(Entries taken from a collection)
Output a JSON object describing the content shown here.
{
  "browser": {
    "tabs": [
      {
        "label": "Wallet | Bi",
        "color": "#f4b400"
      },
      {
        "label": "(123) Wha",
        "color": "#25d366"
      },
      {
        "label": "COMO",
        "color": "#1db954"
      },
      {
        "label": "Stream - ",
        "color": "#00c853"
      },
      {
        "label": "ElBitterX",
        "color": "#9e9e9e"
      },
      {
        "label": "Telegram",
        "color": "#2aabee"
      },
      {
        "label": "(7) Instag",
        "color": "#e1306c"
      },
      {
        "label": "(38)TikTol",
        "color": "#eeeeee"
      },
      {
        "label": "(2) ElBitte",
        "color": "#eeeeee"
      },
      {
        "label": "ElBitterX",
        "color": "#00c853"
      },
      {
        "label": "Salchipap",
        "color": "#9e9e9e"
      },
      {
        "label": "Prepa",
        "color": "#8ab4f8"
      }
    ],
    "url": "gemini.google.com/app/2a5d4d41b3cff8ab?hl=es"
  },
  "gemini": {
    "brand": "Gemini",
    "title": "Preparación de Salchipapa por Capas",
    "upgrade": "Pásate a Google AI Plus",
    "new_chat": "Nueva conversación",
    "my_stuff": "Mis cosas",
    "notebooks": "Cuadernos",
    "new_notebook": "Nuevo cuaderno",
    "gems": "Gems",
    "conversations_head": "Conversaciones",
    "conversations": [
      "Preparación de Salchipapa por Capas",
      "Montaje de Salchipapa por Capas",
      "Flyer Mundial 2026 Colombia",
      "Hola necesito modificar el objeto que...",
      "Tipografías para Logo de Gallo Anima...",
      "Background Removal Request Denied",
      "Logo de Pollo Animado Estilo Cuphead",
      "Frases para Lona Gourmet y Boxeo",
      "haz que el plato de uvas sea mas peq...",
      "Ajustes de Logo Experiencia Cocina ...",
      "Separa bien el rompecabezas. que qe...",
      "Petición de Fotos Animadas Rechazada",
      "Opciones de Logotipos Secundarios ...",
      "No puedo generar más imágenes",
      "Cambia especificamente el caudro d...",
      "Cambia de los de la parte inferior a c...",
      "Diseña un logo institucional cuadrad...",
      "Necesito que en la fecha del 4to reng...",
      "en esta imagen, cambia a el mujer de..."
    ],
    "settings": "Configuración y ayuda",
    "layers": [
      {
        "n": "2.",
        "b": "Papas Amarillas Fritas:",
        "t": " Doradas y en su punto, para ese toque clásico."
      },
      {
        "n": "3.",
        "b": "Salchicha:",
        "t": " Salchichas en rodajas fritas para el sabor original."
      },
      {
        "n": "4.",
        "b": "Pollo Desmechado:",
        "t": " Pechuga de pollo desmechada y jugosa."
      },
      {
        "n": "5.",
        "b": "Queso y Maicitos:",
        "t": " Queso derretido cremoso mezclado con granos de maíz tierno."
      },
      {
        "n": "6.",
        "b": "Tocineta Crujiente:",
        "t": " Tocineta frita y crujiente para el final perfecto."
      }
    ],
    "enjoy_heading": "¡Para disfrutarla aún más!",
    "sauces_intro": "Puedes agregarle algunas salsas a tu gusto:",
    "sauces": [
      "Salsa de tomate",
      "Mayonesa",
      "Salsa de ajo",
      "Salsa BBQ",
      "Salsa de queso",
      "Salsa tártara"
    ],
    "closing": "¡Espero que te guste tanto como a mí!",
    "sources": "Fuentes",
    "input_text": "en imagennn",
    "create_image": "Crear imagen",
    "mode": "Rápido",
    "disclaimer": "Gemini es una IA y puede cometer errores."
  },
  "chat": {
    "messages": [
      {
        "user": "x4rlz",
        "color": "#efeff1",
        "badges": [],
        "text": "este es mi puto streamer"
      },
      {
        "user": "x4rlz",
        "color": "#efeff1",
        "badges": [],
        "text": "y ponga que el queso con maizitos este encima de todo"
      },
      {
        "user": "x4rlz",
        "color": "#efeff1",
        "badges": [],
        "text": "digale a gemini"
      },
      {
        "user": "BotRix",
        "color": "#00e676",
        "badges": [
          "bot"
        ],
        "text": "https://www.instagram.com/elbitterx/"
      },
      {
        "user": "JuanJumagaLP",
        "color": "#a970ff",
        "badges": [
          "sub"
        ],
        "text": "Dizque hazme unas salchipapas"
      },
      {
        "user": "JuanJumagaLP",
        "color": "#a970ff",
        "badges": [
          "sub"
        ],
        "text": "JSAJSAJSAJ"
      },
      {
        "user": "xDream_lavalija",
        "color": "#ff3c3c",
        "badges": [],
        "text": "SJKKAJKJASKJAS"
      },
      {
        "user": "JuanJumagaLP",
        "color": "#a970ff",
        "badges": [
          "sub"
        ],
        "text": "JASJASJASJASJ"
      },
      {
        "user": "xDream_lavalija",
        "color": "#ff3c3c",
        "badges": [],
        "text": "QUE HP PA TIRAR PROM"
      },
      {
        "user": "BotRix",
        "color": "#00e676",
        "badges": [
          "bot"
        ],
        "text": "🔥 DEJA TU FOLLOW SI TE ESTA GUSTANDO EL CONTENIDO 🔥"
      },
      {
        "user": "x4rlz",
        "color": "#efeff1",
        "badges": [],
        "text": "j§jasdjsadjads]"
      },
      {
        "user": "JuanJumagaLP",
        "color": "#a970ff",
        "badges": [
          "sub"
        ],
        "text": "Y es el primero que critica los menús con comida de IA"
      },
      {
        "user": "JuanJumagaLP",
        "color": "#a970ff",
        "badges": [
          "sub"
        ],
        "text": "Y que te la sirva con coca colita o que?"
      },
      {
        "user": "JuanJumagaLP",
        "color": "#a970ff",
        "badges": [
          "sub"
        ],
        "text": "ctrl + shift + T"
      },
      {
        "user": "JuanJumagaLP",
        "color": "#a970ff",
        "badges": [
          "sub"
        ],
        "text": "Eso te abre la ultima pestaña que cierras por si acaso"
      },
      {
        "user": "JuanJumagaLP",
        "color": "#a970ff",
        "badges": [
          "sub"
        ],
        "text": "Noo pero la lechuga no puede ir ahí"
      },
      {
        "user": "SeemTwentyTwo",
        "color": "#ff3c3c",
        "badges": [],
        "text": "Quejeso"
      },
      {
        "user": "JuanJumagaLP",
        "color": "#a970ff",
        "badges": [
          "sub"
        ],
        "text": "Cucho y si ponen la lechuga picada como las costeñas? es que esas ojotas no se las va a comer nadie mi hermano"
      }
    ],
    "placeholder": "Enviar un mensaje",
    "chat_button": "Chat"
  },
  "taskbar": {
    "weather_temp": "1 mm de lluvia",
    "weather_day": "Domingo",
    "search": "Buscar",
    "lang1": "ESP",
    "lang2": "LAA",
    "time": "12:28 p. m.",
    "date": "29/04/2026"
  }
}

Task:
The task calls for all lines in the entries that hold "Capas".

Problem solution:
    "title": "Preparación de Salchipapa por Capas",
      "Preparación de Salchipapa por Capas",
      "Montaje de Salchipapa por Capas",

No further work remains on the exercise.